*** Opening Source material ***
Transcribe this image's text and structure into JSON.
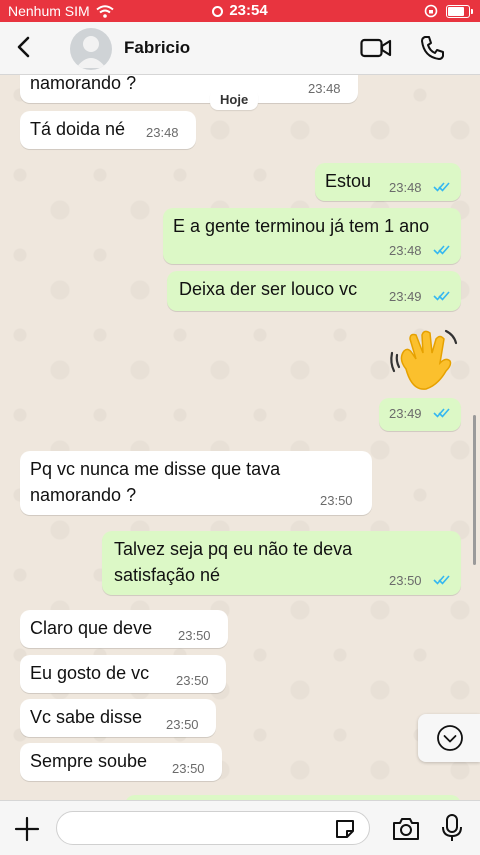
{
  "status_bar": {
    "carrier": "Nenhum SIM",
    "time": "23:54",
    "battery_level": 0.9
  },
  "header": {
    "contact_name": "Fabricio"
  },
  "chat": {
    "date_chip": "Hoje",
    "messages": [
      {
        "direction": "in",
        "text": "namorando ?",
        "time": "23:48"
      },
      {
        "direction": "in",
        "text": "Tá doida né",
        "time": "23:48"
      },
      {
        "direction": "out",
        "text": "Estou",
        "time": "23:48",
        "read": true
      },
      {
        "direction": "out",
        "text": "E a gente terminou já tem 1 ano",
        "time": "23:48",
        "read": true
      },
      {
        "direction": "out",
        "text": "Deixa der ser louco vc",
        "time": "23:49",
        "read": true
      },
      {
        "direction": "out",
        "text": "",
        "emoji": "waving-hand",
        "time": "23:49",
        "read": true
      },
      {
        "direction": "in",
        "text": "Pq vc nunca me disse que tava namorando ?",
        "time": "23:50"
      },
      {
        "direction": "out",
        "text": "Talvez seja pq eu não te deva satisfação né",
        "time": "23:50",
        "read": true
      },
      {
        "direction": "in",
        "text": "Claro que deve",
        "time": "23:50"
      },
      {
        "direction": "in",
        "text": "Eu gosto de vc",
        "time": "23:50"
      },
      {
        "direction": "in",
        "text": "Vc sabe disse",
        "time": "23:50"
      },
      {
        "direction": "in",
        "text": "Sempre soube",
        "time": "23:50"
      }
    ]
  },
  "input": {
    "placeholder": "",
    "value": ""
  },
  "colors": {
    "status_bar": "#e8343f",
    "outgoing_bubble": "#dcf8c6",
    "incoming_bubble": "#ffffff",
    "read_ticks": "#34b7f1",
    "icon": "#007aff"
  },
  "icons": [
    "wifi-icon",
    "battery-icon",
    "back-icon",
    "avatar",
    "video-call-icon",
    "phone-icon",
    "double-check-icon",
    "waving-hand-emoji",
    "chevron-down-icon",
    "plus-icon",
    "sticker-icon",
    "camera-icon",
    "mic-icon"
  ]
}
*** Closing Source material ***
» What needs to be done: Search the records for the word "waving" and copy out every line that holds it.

» Solution for this task:
        "emoji": "waving-hand",
    "waving-hand-emoji",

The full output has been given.